→ **RECORDS FOR THIS TASK**
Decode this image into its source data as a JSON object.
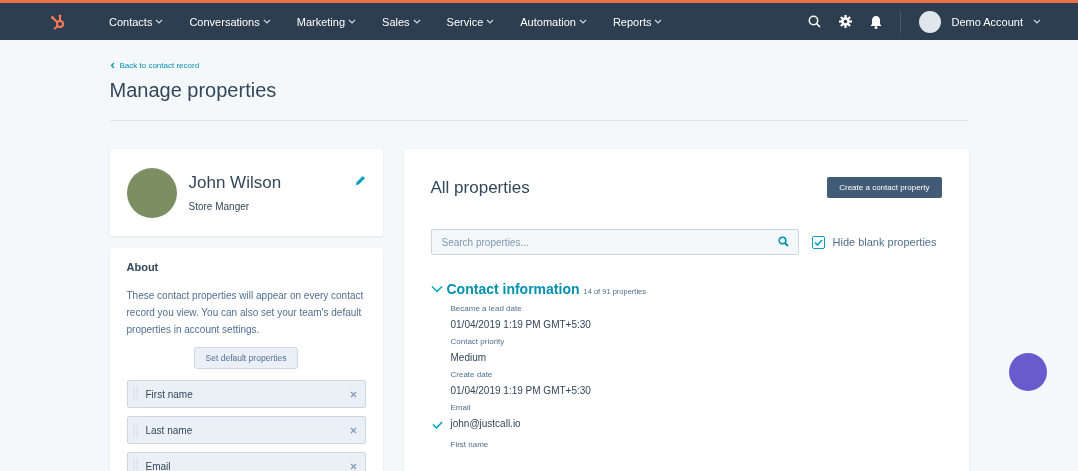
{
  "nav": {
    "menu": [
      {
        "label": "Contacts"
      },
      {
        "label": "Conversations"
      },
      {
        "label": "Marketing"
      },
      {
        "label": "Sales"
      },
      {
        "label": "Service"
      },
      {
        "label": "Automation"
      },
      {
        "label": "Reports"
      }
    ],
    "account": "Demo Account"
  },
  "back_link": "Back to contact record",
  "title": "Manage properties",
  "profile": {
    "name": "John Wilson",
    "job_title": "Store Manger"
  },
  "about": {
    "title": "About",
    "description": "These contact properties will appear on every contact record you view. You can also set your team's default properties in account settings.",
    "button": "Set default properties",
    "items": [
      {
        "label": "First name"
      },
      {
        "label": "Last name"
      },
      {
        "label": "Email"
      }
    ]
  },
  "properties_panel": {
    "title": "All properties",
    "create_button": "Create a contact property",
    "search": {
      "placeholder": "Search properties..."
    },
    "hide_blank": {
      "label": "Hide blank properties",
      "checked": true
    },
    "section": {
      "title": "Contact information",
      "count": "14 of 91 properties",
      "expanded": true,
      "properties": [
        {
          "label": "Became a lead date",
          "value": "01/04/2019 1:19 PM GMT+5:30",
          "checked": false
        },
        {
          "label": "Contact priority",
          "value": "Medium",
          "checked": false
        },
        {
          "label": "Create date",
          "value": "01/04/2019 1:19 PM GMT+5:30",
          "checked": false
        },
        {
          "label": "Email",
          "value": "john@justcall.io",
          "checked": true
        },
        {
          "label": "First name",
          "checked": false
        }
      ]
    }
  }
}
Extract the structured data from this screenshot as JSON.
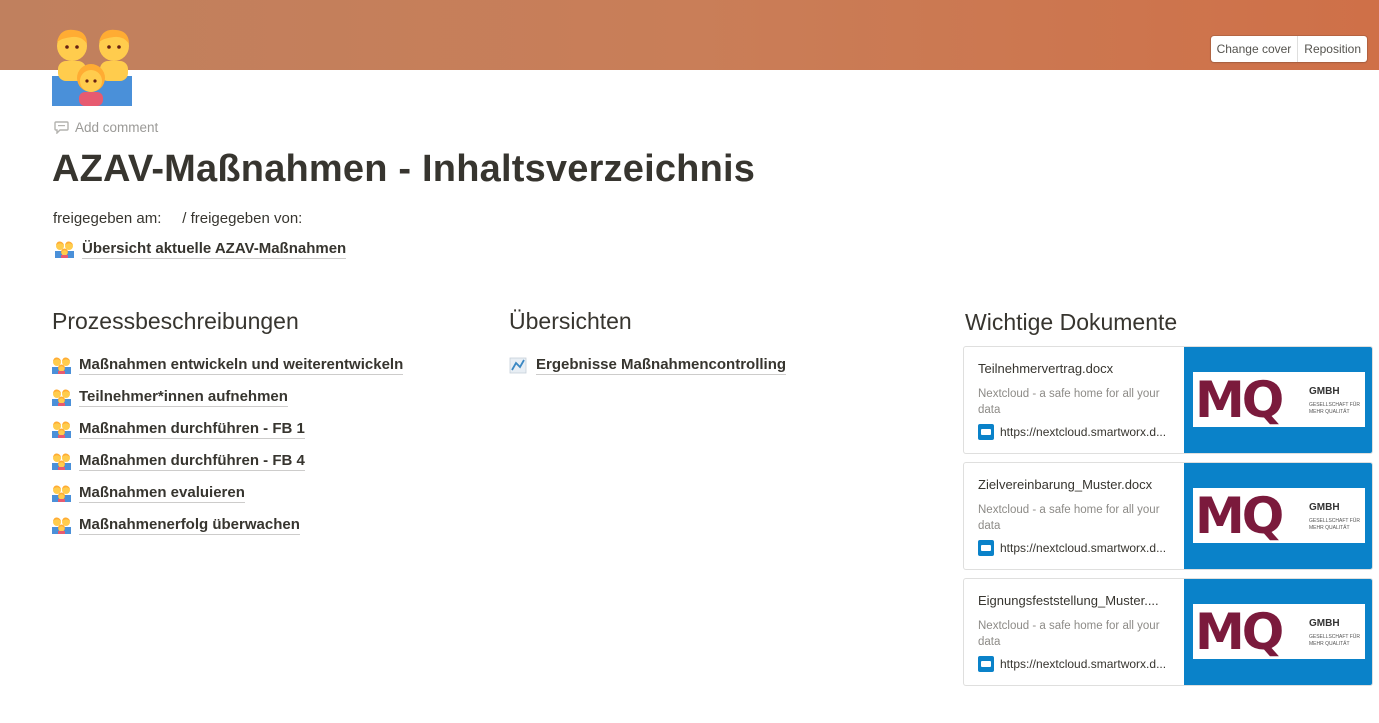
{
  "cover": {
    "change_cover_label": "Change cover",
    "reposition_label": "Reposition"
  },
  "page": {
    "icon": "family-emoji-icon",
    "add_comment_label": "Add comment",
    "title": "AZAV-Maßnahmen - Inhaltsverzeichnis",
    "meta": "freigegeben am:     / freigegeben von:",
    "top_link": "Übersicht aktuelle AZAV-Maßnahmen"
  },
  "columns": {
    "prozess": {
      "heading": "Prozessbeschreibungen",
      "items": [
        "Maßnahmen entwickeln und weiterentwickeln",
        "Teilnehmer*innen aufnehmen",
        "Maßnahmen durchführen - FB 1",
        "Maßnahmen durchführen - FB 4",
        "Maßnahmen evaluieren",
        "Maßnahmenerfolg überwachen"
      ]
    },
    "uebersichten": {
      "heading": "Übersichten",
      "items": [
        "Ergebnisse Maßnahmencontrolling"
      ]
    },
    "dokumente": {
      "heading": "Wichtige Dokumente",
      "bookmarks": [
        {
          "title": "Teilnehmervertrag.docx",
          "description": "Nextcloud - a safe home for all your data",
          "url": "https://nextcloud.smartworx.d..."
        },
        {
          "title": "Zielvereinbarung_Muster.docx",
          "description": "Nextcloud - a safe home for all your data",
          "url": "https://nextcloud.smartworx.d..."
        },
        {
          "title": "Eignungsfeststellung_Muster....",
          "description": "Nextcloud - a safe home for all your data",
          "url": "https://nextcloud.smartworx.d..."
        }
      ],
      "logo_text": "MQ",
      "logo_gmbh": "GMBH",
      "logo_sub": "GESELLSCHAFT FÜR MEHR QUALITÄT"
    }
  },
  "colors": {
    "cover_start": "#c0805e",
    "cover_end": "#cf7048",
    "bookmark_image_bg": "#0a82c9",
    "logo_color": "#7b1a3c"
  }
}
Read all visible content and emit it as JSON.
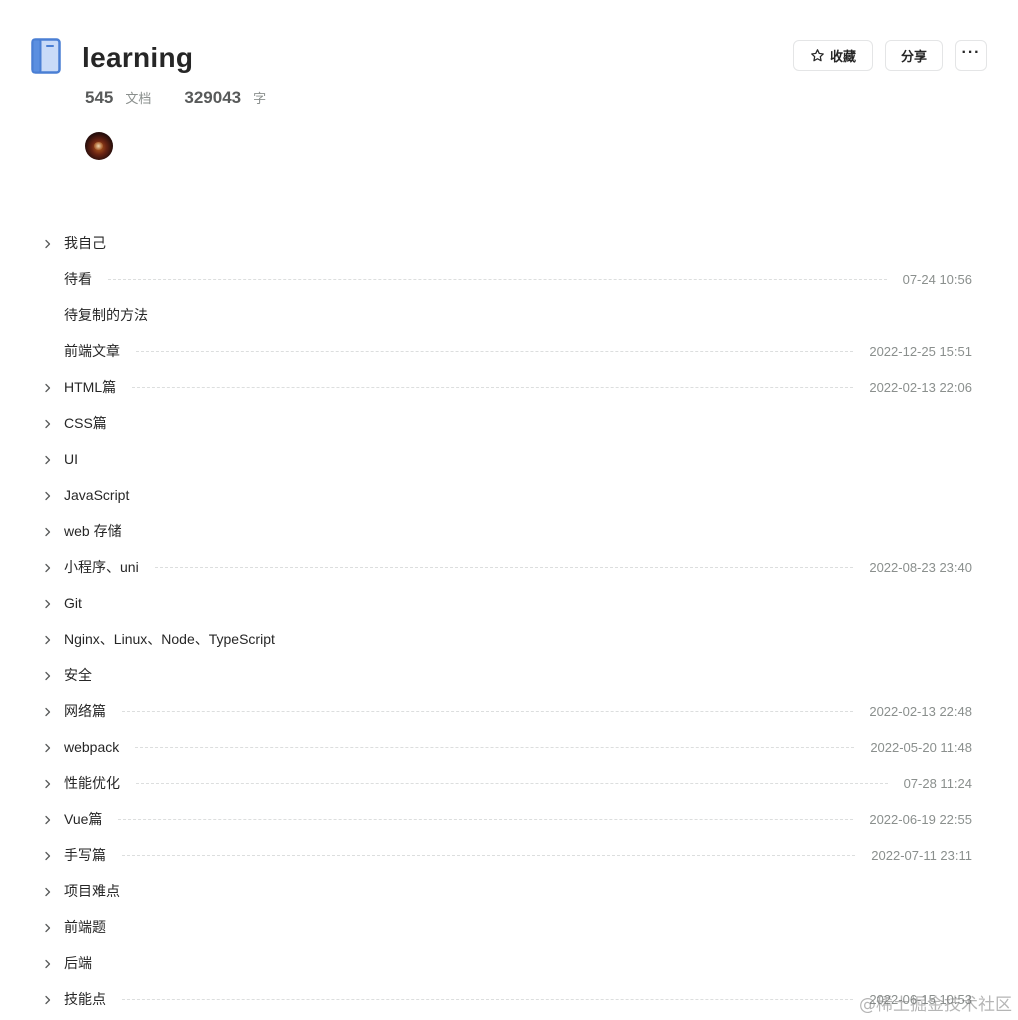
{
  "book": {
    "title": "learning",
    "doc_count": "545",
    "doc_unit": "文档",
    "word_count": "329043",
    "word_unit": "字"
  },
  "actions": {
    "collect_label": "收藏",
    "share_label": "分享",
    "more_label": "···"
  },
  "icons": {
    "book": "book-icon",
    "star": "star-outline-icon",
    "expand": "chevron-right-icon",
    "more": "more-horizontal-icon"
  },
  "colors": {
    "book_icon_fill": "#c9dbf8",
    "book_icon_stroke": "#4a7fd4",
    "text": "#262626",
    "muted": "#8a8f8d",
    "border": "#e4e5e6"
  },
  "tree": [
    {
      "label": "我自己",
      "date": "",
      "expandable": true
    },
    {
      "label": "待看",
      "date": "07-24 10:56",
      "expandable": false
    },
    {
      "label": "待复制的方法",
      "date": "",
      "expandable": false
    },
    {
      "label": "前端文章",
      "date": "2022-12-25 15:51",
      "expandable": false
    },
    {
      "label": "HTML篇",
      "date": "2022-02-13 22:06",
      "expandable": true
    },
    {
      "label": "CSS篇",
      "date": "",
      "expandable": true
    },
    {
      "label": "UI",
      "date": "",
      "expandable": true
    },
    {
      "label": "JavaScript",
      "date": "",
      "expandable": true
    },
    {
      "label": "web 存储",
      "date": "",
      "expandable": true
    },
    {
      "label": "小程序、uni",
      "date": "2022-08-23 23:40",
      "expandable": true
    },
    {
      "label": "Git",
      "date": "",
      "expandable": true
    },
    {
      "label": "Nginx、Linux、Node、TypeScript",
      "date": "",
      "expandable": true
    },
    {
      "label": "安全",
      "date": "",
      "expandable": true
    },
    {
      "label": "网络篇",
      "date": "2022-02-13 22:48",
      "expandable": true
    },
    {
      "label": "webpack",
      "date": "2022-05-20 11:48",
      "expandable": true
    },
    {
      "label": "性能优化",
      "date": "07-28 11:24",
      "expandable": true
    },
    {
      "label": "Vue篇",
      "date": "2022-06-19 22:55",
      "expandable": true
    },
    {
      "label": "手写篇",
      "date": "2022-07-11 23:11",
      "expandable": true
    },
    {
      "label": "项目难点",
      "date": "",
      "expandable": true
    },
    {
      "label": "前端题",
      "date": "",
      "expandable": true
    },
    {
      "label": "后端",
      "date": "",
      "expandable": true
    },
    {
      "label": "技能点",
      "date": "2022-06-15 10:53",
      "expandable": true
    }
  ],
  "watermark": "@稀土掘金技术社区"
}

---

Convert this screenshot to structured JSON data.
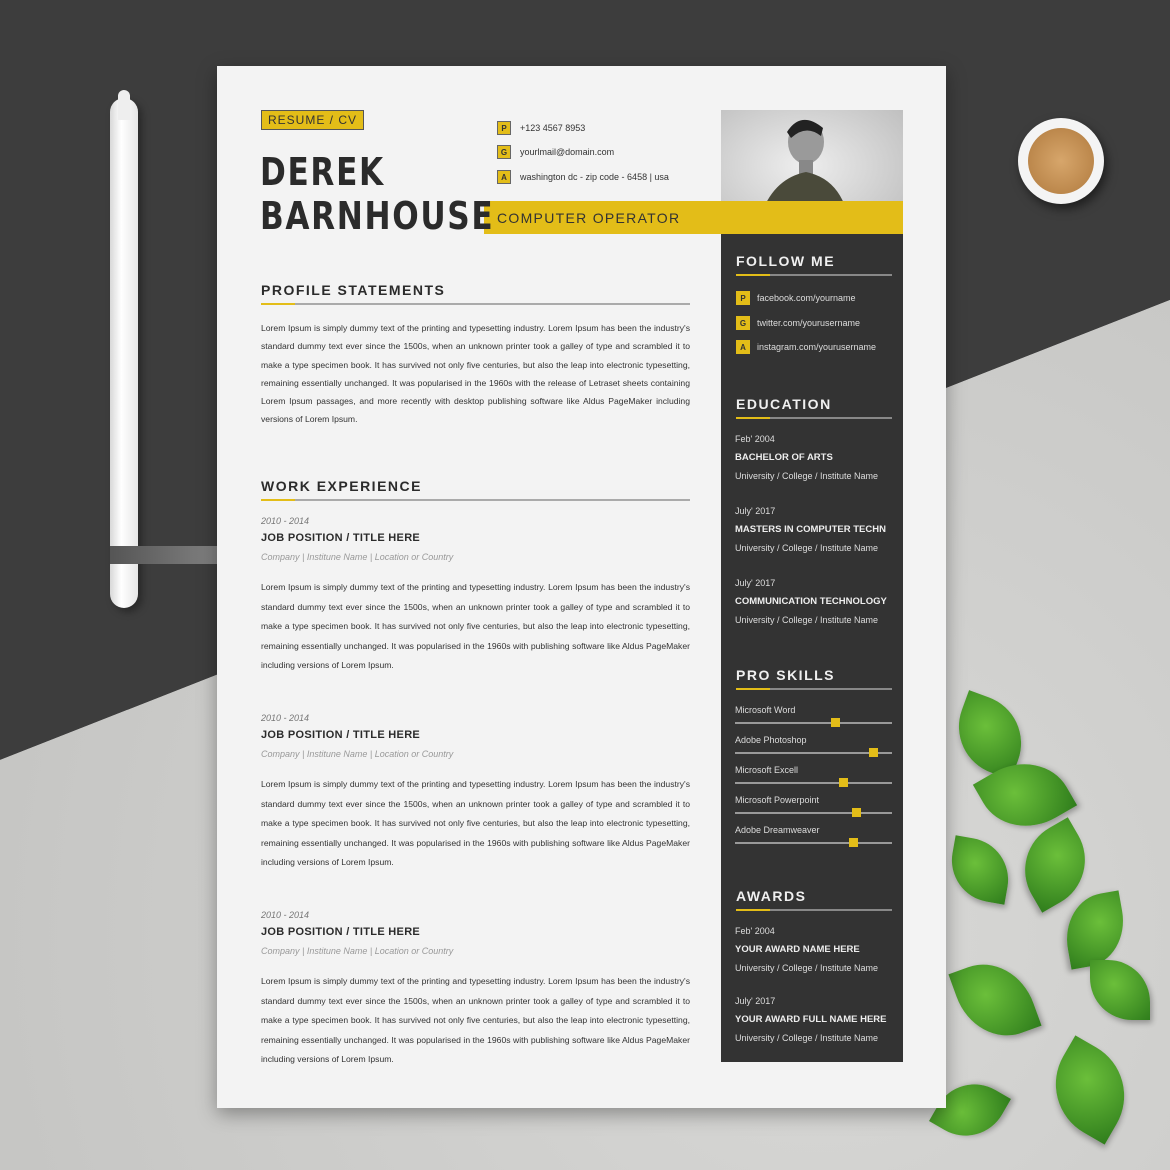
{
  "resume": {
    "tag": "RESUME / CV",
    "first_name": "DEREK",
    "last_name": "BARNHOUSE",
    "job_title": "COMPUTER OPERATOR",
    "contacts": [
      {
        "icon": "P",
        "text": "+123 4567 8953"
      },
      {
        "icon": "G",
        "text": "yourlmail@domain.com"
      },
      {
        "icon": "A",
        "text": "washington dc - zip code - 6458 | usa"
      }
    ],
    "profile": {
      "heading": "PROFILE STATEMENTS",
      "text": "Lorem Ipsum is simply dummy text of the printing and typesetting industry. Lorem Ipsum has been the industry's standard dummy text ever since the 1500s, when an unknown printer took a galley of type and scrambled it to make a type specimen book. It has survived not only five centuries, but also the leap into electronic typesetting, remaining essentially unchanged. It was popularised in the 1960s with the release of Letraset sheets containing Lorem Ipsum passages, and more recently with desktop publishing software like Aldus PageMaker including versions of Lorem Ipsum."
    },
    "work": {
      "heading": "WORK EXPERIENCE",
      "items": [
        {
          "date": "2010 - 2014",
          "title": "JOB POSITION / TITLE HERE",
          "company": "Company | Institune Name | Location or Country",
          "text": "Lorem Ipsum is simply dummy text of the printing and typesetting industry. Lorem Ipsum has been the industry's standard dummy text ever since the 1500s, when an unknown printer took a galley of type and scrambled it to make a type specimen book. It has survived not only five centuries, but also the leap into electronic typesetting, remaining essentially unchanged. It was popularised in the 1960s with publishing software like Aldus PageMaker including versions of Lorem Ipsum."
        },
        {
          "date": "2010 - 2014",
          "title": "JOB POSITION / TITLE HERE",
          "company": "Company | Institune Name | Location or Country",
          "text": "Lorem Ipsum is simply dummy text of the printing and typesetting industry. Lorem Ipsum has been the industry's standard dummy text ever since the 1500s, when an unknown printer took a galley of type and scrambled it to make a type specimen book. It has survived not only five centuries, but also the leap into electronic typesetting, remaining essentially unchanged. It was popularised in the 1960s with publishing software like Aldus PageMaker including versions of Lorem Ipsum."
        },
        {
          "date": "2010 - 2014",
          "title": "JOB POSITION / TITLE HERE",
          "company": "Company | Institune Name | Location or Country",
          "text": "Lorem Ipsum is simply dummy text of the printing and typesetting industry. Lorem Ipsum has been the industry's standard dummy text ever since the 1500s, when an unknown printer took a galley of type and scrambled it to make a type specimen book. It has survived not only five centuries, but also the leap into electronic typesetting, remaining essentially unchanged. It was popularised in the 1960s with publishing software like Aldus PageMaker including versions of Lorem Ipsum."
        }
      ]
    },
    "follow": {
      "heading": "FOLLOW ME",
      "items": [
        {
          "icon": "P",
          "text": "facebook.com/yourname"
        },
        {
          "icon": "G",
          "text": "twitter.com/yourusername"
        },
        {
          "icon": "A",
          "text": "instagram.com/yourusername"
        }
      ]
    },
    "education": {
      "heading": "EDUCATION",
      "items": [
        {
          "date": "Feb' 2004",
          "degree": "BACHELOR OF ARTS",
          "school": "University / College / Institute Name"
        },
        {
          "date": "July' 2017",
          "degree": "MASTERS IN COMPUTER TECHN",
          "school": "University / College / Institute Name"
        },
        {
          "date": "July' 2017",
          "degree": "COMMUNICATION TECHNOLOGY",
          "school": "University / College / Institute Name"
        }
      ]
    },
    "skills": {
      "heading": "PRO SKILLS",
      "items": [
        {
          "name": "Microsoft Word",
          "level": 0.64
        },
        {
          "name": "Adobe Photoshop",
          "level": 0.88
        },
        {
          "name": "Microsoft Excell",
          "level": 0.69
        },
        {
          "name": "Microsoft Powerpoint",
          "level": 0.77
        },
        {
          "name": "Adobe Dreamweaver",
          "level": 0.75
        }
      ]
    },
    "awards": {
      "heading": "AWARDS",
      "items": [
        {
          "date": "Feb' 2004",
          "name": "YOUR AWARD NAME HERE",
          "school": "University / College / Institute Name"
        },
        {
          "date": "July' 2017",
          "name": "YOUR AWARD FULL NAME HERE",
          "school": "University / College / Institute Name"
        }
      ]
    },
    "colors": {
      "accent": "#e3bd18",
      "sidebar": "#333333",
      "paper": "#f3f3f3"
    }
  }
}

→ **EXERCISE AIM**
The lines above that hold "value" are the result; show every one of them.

→ **ANSWER TO THE PROBLEM**
          "value": "01/04/2019 1:19 PM GMT+5:30",
          "value": "Medium",
          "value": "01/04/2019 1:19 PM GMT+5:30",
          "value": "john@justcall.io",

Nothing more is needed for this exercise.